Glenn Lowry, director of New York's Museum of Modern Art, called on his colleagues around the globe "to be subversive."
“The infrastructure of museums works against their ability to be free,” Lowry said during his keynote address Friday at the inaugural Asia Society Arts & Museum Summit at Asia Society in Hong Kong. But, Lowry added, MoMA wants to “build in our own disruption. We want to find artists and institutions that will shake us up. We want to take risks, to take the museum out of its walls. We want to be a place where people participate, where social engagement is absolute.”
More than 200 museum leaders from across Asia, Europe, and North America gathered for the two-day summit in an effort to explore ideas of new models for museums in the 21st century.
In his keynote address, Lowry took on the essence of museums today and the contradictions they face moving into the future. “There is a fundamental difference between how an institution conceives of itself," Lowry said, asking the question of whether a museum should see its audience "as spectators or participants." Lowry continued, "Museums are object-based. Most museums are instruments of enlightenment … physical spaces with order determined by authoritative professional staff, with defined hierarchies and presumed responsibilities." (UPDATE: the complete video of Lowry's address is embedded below.)
Hiroshi Sugimoto followed, presenting the perspective of both a “consumer of museums” and as an artist who has done solo shows at dozens of museums globally. In his keynote, he discussed museum spaces in which he has shown his work, and his ideal for what a museum space should be. "Light is the most important factor,” he said.
The subject is one that moved him to write a book, Sense of Space, and to design a proposed museum of his own, the Odawara Foundation Project, in a dramatic natural setting near Tokyo. He revealed plans for the building, on a spectacular, oceanfront site in Odawara City, near Tokyo. The project includes a 3-meter wide, 100-meter long gallery space — which juts out over the water offering a 180-degree view — tea house, and 15th-century-style Noh theater.

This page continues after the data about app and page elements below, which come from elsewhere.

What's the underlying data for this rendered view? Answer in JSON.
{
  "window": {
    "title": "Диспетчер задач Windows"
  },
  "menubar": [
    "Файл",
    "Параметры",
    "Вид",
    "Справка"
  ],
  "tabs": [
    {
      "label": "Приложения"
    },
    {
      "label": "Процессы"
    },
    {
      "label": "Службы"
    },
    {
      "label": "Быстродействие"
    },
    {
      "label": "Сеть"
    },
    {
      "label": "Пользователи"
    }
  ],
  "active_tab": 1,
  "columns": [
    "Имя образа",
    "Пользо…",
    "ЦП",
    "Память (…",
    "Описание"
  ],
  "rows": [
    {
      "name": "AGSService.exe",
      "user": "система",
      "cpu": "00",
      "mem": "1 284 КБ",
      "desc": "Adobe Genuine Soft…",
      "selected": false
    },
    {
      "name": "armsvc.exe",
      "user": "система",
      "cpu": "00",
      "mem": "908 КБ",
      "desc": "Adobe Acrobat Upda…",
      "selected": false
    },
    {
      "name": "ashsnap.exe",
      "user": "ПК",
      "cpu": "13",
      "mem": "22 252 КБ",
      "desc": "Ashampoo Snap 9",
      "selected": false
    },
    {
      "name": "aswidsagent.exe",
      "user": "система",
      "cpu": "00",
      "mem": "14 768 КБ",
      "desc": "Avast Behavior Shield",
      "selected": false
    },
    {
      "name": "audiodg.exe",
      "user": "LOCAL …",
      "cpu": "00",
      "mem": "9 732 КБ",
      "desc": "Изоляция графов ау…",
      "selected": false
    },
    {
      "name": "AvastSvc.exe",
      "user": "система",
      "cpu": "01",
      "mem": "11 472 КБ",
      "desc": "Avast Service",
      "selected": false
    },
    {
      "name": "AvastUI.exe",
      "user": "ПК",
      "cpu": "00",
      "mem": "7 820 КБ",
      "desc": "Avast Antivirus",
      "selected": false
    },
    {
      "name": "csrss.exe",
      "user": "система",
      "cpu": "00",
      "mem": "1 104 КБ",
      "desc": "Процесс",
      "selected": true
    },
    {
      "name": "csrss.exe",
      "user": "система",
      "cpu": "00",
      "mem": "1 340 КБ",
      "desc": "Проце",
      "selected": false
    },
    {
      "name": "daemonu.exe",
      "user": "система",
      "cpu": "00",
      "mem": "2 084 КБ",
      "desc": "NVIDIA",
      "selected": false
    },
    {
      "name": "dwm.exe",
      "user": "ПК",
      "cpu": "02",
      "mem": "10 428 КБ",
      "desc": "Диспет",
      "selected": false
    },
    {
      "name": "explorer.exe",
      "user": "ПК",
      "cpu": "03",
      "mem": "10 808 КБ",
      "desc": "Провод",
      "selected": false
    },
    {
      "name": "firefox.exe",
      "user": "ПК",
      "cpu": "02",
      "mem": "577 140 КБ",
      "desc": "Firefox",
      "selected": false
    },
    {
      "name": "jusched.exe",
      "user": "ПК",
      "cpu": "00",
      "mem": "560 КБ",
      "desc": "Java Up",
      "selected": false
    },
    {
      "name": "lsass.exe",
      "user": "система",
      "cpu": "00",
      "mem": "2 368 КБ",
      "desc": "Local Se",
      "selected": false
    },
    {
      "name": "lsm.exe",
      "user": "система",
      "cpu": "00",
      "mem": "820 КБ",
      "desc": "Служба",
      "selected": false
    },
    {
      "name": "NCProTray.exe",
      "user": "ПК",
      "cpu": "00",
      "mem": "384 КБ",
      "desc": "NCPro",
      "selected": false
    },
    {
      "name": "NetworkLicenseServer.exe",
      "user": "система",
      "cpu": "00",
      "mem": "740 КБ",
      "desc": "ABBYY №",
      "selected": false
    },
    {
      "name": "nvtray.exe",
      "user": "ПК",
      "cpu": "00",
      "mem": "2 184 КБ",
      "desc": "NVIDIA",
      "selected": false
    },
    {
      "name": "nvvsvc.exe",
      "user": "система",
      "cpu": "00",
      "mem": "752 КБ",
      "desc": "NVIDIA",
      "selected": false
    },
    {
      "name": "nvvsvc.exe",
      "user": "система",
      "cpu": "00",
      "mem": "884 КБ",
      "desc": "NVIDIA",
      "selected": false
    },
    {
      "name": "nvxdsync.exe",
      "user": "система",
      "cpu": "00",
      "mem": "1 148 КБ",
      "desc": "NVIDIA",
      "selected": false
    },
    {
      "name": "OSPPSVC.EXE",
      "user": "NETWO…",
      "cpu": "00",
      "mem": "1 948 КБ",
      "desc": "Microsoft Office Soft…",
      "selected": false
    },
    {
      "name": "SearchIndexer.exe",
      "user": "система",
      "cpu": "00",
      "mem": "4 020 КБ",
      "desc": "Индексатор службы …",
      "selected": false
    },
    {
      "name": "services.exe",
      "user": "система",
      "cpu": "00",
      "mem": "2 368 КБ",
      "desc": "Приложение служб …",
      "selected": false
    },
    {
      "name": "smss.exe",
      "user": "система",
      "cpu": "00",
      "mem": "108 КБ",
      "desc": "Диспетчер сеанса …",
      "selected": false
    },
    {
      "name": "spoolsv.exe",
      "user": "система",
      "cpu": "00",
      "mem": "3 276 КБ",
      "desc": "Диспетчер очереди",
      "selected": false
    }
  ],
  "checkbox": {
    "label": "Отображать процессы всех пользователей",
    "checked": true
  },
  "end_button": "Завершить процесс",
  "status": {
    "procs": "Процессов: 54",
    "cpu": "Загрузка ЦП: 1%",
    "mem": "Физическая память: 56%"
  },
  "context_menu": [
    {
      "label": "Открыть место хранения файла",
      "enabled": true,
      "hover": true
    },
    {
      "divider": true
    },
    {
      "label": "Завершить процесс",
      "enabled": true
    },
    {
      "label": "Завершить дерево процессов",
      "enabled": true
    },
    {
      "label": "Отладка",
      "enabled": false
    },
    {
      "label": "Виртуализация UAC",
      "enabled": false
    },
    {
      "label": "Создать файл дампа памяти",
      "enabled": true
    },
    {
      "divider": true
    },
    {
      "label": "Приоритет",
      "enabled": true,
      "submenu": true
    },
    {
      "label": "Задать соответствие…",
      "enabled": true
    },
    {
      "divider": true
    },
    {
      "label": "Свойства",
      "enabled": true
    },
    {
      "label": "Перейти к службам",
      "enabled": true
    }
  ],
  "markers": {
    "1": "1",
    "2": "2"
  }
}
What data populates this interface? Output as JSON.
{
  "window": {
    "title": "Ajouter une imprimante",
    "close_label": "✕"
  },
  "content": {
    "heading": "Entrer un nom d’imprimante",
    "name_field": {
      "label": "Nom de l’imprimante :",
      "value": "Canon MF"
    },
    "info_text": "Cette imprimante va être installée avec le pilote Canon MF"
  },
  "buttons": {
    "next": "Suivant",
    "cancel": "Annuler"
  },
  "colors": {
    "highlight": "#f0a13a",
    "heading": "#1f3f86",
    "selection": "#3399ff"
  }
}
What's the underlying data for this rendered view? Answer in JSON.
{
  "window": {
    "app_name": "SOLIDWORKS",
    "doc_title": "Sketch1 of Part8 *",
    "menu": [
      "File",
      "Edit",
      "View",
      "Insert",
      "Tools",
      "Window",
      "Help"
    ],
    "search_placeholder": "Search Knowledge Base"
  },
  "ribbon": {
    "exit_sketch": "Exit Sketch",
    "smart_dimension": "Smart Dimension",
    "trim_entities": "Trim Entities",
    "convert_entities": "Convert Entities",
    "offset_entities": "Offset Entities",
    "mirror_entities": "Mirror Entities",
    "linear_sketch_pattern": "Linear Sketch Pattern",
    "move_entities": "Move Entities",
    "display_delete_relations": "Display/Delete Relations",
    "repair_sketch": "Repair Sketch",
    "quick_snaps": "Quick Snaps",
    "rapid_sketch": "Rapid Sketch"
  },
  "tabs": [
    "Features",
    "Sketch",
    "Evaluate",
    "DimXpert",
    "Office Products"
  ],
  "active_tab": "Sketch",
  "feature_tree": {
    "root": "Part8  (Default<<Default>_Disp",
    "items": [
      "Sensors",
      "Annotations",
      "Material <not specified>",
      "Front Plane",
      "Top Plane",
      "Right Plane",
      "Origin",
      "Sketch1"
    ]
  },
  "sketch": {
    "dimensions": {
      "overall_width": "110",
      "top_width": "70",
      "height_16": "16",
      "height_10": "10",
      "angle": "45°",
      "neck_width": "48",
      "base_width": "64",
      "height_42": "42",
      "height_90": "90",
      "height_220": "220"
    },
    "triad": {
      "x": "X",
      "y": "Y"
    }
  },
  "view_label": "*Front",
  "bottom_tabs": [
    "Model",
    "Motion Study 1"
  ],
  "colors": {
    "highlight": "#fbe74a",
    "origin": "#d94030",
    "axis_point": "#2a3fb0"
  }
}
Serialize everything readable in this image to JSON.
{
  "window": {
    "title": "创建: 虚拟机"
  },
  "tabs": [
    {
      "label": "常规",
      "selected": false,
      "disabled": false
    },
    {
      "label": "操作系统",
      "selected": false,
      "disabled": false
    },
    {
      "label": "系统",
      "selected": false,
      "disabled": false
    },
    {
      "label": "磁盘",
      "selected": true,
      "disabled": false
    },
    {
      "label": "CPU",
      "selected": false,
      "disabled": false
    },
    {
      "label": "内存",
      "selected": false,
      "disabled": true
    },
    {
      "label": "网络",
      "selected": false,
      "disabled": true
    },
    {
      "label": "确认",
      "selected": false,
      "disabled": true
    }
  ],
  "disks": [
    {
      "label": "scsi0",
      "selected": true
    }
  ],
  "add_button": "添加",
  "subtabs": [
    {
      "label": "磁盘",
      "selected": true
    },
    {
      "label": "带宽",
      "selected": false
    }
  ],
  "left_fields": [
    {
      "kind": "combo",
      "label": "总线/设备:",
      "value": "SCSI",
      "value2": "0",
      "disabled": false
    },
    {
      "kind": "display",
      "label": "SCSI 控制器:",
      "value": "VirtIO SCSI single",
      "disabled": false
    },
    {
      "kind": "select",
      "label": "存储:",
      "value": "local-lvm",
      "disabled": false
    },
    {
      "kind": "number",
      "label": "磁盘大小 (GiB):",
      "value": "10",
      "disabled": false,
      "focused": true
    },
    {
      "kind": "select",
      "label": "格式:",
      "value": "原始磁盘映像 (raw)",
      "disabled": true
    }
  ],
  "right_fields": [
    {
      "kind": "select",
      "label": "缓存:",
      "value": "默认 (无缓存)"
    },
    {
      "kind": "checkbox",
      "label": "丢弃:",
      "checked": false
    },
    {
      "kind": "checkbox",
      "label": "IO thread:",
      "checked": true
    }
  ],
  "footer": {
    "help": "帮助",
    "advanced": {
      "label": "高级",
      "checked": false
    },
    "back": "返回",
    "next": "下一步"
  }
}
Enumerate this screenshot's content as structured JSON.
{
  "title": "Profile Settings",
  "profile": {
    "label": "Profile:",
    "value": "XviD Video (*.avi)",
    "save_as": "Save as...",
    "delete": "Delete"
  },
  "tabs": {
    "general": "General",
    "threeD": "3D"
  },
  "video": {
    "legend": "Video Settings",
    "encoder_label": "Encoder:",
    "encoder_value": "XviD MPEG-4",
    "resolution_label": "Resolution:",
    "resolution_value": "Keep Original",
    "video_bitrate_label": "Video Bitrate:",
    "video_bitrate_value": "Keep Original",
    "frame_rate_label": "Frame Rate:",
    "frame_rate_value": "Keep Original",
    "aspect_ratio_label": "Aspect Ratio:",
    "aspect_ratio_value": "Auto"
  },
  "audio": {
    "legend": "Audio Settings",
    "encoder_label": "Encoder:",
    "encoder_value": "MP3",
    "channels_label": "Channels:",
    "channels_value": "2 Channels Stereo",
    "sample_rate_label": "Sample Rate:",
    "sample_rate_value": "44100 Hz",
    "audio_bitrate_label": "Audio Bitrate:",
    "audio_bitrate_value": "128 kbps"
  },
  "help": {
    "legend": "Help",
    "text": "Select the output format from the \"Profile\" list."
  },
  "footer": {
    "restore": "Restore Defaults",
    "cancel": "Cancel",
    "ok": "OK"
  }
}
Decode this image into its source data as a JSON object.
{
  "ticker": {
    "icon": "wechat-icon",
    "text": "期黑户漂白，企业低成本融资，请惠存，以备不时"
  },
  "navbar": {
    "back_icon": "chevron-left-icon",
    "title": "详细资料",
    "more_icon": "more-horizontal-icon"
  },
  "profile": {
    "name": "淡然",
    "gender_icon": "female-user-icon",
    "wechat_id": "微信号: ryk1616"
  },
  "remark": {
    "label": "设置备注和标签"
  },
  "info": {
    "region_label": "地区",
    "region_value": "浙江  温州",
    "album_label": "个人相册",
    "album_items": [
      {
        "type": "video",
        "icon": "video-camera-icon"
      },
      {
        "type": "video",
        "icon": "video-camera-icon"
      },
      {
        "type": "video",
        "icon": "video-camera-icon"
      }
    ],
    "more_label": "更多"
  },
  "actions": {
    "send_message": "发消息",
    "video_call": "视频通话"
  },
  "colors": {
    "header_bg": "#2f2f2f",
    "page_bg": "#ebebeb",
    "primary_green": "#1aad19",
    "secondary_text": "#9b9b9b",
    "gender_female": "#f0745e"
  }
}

Following Sugimoto's thoughtful exploration, a panel considered how museums exist beyond their spaces and localities, and the implications for their educational missions and curatorial strategies. “We see ourselves as navigators, facilitators and connectors,” observed Janet Carding of the Royal Ontario Museum in Toronto. “Our job is to connect our visitors to their world and to each other. It’s not for the museum to say what you should be interested in.”
Further exploring this idea was the panel on "The Museum in the City," in which Caroline Collier of the Tate National, talked about the importance of access and bringing in diverse audiences. Adding to this sentiment was Sabyasachi Mukherjee, director of Chhatrapati Shivaji Maharaj Vastu Sangrahalaya in Mumbai, who said, “Cultural institutions need to reinvent themselves continuously and reconnect with the demands of multicultural inhabitants of cities.”
Museum leaders kicked off the summit on Thursday with a panel discussion entitled "Making a Museum in the 21st Century," featuring Lowry, Collier, Lars Nittve, executive director of M+ in Hong Kong, Wang Chunchen, head of curatorial research at CAFA Art Museum in Beijing, and Melissa Chiu, director of Asia Society Museum.
Three main topics emerged as key questions for museums: 1) How do museums recognize a transnational perspective in what they do? 2) How can museums offer transformative experiences with art? 3) How do museums address participation, whether through participatory art such as performance art, or outside of the physical museum space, and the idea of engaging audiences online, through social media and other technologies?
Video: Glenn Lowry's keynote address in Hong Kong (30 min., 54 sec.)